For example, many years ago, I undertook to write a novel. It had potential, but even I could see that no publisher would take a second look. It went (literally) into the back of the closet -- while we did have "floppy disks" in those days, no sensible person relied upon "electronic archives" instead of paper. At that time, while I was "reaching" for a novel, it was beyond my grasp.
Today, I know that I am a far better writer than I was 20 years ago (yep, it was 20 years ago). While I don't know whether I will be able to write a publishable novel even today, I know that quite a bit more lies within my grasp than when I first sat down in front of a Mac that didn't even possess a color monitor. What I was reaching for 20 years ago, I may be able to grasp today.
But what about what I am reaching for today? Today, my reach may still exceed my grasp; I may be reaching for dreams that will still elude me for now. But they may be within my grasp in another five years, or ten, or twenty. And hopefully, twenty years from now, I'll still be reaching a bit farther, and a bit farther still....
The worst thing that can happen to us as writers is to come to believe that because our reach exceeds our grasp at this time, it will do so for all time. I have known too many writers who assumed that because they weren't capable of writing a "publishable" novel or a "prize-winning" poem or a "marketable" article today, they will never be able to do so. "I guess I'm just not cut out to be a novelist/poet/freelance writer," they say. Too many writers internalize the lesson that "I can't today" means "I can't ever." Eventually, it becomes too easy to simply limit our reach to the things we already know we can grasp.
In reality, what you can't do today has very little to do with what you will be able to do tomorrow. The key, of course, is growth and change.

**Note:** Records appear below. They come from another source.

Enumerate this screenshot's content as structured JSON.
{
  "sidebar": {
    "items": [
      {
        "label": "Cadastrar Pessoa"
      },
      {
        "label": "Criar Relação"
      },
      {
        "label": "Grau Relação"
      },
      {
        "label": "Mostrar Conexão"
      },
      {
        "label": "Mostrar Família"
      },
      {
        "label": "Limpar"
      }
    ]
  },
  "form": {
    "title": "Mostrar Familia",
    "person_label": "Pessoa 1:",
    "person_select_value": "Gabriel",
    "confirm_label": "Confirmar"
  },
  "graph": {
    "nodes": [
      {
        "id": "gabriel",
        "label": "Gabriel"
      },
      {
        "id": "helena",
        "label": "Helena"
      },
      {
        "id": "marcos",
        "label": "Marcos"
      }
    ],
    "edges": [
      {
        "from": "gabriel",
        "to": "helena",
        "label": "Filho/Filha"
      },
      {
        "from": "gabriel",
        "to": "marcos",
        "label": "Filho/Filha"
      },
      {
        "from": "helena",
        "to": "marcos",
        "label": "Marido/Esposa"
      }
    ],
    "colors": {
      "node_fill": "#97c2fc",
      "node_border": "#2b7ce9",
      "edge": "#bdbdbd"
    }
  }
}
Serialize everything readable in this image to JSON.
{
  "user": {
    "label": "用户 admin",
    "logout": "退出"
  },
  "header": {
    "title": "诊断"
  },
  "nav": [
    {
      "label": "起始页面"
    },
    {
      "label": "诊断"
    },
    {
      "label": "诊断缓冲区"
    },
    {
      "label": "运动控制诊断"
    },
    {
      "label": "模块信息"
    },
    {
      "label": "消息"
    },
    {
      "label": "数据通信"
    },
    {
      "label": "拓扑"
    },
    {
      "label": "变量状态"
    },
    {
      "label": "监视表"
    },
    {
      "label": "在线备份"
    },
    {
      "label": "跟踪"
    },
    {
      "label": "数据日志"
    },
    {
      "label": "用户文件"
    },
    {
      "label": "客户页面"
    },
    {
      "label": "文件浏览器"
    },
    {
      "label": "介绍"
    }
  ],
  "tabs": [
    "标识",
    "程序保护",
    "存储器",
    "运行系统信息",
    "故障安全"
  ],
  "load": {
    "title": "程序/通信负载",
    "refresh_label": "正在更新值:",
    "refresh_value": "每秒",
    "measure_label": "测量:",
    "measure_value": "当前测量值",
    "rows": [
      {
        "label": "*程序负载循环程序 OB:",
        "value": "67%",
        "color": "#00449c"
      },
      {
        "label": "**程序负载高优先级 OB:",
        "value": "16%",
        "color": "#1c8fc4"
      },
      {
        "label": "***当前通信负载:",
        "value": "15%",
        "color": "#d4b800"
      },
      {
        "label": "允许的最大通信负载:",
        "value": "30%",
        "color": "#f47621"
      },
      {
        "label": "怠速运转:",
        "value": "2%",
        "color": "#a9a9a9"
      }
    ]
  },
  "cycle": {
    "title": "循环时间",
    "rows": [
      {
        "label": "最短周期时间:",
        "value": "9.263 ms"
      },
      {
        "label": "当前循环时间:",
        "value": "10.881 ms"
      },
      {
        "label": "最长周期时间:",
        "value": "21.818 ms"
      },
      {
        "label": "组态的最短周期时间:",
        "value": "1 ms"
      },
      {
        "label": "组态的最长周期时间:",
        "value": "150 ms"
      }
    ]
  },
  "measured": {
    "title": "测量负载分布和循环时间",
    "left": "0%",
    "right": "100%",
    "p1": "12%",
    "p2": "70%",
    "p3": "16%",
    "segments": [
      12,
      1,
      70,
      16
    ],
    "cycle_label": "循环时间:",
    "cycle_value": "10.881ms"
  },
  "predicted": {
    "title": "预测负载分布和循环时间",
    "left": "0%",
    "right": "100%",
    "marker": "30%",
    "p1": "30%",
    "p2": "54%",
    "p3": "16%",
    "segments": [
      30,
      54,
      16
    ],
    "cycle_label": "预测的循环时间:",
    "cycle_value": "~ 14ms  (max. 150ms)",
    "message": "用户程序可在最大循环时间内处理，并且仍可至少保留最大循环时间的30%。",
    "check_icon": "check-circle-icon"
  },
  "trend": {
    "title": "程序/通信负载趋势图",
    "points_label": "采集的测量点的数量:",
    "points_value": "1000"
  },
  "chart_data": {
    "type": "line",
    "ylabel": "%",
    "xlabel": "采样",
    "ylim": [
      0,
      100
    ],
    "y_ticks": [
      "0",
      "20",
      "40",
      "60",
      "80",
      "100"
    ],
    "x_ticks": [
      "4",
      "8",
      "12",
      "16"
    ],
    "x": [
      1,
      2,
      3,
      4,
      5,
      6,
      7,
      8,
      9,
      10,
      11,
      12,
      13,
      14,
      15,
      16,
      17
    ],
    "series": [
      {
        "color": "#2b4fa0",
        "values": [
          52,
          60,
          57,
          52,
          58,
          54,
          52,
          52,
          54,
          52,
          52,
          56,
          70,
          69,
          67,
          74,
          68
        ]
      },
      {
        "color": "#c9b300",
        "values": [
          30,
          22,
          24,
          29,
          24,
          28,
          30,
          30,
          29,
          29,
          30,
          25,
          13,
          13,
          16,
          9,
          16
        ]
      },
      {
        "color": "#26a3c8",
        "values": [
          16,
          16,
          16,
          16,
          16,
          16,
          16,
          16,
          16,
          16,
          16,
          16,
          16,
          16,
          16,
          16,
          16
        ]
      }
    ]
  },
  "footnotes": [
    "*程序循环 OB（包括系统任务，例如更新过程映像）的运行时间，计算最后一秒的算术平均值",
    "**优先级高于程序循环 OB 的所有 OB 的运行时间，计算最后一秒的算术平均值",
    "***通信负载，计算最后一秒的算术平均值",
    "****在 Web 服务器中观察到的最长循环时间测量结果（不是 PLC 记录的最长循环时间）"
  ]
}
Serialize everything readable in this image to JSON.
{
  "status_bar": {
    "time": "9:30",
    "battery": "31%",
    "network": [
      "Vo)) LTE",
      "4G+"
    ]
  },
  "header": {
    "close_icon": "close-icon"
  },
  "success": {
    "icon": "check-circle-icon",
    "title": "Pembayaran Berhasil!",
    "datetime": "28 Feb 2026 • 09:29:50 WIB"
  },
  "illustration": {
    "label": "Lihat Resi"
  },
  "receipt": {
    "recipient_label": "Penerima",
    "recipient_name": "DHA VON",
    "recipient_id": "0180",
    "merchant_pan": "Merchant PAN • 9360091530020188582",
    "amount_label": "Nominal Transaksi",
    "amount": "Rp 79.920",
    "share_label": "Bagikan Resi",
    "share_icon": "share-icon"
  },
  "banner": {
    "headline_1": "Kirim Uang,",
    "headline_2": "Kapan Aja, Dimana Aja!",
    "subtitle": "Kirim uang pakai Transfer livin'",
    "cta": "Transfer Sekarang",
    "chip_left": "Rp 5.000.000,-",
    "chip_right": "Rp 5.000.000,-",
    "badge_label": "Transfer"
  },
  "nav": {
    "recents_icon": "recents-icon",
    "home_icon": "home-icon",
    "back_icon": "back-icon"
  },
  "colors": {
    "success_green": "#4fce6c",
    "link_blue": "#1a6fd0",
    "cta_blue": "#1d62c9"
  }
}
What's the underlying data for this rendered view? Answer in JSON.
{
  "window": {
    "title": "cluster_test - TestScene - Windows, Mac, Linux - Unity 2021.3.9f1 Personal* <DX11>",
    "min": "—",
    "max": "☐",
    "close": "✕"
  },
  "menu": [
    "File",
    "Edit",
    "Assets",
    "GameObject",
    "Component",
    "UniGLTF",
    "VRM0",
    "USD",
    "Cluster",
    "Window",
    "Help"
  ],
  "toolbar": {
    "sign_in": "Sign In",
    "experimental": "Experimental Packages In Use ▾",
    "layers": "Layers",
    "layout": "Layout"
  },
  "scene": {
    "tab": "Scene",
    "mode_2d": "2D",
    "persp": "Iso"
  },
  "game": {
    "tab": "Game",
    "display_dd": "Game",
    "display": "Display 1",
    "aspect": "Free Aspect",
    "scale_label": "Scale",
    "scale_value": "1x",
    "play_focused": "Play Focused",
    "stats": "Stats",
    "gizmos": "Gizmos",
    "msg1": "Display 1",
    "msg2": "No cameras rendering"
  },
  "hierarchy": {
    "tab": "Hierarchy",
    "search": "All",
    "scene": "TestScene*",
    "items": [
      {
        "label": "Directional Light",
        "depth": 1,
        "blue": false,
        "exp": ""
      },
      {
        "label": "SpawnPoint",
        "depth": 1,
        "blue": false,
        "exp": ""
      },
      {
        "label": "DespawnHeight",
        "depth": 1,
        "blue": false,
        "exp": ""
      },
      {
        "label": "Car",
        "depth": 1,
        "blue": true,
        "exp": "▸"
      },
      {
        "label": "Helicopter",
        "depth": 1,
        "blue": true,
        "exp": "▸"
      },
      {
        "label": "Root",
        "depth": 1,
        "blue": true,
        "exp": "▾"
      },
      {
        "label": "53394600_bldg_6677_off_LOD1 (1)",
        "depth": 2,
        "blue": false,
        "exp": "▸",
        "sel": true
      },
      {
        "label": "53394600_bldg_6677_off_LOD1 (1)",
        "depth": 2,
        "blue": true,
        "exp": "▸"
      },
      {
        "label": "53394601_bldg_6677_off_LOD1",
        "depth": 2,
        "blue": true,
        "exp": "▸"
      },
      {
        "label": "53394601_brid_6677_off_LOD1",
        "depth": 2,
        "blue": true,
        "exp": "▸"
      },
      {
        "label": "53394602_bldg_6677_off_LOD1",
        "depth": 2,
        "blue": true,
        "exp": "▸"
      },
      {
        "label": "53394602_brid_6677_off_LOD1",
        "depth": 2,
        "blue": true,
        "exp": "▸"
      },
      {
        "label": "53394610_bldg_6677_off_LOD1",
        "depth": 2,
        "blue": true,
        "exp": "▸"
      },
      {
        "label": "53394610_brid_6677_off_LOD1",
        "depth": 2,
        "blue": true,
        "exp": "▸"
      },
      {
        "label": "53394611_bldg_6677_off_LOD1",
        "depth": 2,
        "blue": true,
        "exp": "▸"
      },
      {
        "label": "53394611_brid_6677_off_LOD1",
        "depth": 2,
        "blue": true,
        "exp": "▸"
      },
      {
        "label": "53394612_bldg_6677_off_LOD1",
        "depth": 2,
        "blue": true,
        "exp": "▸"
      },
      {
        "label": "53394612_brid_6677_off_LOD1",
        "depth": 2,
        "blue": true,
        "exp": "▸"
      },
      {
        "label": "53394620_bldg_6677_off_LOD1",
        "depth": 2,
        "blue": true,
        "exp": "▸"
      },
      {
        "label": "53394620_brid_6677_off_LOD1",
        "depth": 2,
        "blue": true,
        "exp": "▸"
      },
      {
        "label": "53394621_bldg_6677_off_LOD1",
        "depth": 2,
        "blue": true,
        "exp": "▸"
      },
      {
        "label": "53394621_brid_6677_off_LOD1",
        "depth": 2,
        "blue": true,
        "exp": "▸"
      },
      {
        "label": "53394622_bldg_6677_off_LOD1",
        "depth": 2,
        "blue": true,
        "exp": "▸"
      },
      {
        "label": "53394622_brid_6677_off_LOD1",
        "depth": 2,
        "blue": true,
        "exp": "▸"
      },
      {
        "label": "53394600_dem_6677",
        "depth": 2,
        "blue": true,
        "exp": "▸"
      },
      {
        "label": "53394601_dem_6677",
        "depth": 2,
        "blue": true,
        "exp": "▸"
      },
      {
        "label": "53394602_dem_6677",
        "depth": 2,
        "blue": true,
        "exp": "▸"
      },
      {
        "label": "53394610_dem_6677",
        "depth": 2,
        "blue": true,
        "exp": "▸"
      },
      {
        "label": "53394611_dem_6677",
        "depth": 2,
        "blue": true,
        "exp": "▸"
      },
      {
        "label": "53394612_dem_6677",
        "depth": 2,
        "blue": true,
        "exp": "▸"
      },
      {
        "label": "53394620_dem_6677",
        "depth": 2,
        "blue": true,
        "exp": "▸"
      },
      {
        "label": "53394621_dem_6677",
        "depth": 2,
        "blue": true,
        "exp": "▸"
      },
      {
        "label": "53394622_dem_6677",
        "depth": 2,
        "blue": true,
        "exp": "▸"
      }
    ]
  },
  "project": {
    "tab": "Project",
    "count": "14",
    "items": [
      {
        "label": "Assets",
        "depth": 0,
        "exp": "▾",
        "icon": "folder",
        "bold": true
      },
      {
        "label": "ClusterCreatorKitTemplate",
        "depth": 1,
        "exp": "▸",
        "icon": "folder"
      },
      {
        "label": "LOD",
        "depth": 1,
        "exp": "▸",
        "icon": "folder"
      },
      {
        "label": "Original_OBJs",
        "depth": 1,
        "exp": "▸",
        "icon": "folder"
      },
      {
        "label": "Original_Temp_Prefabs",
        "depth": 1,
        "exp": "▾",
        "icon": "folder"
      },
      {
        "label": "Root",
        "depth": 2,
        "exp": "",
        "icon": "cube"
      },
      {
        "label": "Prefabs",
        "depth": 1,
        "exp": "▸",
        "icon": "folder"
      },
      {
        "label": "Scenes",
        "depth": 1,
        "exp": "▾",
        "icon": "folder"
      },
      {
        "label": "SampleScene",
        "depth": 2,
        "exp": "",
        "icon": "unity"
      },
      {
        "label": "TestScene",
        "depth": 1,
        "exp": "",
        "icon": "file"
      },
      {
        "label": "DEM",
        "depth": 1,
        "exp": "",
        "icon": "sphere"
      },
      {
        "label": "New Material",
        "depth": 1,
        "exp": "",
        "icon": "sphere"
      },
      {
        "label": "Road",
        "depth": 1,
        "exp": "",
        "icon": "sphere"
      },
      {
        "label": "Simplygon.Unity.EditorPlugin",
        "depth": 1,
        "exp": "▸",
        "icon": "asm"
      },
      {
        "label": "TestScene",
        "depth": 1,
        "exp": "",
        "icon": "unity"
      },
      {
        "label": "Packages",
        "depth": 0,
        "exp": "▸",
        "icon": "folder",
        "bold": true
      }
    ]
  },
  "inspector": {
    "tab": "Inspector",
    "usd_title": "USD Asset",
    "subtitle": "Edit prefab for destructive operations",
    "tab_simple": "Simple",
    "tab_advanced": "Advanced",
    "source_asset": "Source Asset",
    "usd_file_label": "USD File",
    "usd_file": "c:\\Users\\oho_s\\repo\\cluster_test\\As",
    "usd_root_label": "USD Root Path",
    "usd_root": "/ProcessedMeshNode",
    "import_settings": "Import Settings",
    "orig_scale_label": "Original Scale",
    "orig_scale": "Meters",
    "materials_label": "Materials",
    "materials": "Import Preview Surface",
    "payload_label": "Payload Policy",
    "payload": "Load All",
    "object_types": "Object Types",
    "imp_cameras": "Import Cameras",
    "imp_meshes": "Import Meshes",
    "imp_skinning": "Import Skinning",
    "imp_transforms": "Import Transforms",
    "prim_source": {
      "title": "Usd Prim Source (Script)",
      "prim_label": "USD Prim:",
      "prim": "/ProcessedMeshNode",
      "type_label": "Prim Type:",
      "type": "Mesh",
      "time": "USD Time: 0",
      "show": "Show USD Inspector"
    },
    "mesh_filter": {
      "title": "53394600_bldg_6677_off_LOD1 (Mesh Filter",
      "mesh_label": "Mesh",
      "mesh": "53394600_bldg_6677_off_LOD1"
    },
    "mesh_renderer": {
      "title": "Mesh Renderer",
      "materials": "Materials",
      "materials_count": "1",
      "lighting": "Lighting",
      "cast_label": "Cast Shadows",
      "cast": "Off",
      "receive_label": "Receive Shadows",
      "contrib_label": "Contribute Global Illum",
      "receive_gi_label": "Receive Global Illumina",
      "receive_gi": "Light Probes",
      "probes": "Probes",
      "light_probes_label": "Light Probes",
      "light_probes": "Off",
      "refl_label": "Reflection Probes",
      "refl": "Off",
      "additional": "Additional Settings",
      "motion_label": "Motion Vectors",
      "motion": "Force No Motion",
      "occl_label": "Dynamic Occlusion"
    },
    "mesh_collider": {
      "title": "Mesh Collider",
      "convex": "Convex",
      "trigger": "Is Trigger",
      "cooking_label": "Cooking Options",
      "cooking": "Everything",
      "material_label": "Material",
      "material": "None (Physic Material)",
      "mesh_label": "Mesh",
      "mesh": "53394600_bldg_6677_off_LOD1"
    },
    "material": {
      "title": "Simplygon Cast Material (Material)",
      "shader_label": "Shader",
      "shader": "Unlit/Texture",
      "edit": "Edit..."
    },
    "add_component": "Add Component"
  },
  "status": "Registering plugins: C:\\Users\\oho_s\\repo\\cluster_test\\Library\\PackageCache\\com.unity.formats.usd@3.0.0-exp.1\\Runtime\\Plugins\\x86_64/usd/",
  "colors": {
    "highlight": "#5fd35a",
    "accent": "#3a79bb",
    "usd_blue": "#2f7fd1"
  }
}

So as spring brings change and renewal all around us (and not a bit too soon), take a look at some of the goals that you once reached for but were unable to grasp. Have you put those goals aside, on the shelf or in the back of the closet, on the assumption that if they were beyond your grasp then, they will always be beyond your grasp? Might this be a good year to try reaching for them once again? And if that goal still proves elusive, put it aside a bit longer -- but don't assume that you must shelve it forever. Similarly, if there are goals that you're reaching for today but find yourself unable to grasp, don't assume that this will be a "permanent condition." As long as you are growing and evolving as a writer - as long as you are genuinely striving to improve your abilities -- you will always discover that more and more things lie within your grasp.
Moira Allen is the editor of Writing-World.com, and has written nearly 400 articles, serving as a columnist and regular contributor for such publications as The Writer, Entrepreneur, Writer's Digest, and Byline. An award-winning writer, Allen is the author of eight books, including Starting Your Career as a Freelance Writer, The Writer's Guide to Queries, Pitches and Proposals, and Writing to Win: The Colossal Guide to Writing Contests. In addition to Writing-World.com, Allen hosts VictorianVoices.net, a growing archive of articles from Victorian periodicals, and The Pet Loss Support Page, a resource for grieving pet owners. She lives in Maryland with her husband and the obligatory writer's cat. She can be contacted at editors "at" writing-world.com.